Exercise description :: Tally up every line in the records beneath that has "JSON", and write down only the total.

==========

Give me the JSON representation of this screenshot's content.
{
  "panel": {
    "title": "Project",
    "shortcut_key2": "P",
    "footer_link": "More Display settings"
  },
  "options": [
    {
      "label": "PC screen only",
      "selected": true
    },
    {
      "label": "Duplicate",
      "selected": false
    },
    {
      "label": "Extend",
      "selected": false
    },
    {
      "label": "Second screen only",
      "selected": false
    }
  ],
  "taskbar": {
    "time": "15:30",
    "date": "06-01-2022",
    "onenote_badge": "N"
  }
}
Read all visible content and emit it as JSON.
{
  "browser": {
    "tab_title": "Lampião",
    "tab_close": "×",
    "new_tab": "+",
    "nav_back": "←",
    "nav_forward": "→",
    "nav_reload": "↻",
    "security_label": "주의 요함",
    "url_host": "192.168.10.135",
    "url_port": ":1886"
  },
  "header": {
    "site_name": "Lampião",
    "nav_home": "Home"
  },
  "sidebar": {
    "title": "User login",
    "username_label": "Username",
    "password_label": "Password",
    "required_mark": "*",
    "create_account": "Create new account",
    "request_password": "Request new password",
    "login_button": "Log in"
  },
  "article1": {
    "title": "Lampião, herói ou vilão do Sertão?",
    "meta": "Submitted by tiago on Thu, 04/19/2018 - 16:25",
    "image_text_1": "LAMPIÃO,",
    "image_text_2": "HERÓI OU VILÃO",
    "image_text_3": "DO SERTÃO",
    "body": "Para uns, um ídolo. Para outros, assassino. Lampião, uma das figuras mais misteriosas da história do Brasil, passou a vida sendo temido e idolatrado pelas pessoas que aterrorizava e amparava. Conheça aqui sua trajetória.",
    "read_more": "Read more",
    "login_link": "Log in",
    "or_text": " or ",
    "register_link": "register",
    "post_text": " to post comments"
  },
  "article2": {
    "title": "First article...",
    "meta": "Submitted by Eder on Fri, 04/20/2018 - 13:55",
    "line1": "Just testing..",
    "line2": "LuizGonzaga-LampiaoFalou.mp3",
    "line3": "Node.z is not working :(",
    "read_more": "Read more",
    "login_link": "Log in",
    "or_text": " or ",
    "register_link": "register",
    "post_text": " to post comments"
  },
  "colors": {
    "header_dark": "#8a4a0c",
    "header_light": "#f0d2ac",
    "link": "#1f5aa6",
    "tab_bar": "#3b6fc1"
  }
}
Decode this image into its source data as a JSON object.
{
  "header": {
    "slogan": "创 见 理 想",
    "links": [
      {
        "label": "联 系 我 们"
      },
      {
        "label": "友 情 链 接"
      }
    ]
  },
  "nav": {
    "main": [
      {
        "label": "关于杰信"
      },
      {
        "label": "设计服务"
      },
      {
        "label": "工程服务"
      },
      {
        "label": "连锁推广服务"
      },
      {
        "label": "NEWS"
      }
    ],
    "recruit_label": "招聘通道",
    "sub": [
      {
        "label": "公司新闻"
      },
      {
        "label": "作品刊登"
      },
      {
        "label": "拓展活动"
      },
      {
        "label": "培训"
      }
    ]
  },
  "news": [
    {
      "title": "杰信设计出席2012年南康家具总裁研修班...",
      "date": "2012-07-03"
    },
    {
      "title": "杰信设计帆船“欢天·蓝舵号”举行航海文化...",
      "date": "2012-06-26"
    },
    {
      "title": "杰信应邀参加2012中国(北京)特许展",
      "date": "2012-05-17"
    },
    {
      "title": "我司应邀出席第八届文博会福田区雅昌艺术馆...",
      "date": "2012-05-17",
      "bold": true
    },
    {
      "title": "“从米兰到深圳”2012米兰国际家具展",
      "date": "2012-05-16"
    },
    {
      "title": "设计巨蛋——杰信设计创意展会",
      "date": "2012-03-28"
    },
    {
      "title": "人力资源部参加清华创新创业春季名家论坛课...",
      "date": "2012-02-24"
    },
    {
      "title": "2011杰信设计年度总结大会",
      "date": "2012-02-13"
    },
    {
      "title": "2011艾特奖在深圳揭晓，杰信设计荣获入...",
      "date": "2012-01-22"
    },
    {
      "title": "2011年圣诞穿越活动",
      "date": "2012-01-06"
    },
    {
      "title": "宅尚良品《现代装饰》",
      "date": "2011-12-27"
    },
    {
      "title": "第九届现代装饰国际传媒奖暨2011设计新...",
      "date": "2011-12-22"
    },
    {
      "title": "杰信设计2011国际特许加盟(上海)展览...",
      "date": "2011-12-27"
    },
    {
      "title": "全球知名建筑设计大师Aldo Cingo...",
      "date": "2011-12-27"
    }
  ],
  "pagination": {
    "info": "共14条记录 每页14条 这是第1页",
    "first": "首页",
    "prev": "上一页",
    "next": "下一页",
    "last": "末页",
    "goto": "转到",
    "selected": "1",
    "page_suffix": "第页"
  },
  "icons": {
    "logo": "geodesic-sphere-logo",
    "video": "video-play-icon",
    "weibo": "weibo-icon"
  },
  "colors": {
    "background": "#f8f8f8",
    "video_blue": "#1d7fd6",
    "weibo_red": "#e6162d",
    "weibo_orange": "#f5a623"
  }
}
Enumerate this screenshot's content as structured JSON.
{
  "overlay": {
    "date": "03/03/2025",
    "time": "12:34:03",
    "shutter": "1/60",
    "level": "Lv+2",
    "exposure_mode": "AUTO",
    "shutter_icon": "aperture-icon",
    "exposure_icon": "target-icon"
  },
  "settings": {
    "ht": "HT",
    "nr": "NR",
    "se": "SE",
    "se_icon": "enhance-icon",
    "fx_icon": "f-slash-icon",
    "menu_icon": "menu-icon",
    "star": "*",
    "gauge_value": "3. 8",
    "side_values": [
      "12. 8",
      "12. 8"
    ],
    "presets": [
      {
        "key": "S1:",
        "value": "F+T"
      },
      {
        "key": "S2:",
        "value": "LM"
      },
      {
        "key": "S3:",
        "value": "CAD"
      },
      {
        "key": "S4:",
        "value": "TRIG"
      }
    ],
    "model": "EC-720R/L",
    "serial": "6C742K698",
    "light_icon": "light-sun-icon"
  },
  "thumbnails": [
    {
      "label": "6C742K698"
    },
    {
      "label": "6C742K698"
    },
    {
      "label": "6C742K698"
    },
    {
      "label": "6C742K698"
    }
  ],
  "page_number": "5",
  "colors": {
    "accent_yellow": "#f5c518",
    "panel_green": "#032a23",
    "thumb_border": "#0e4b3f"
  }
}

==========

Solution to the exercise :: 4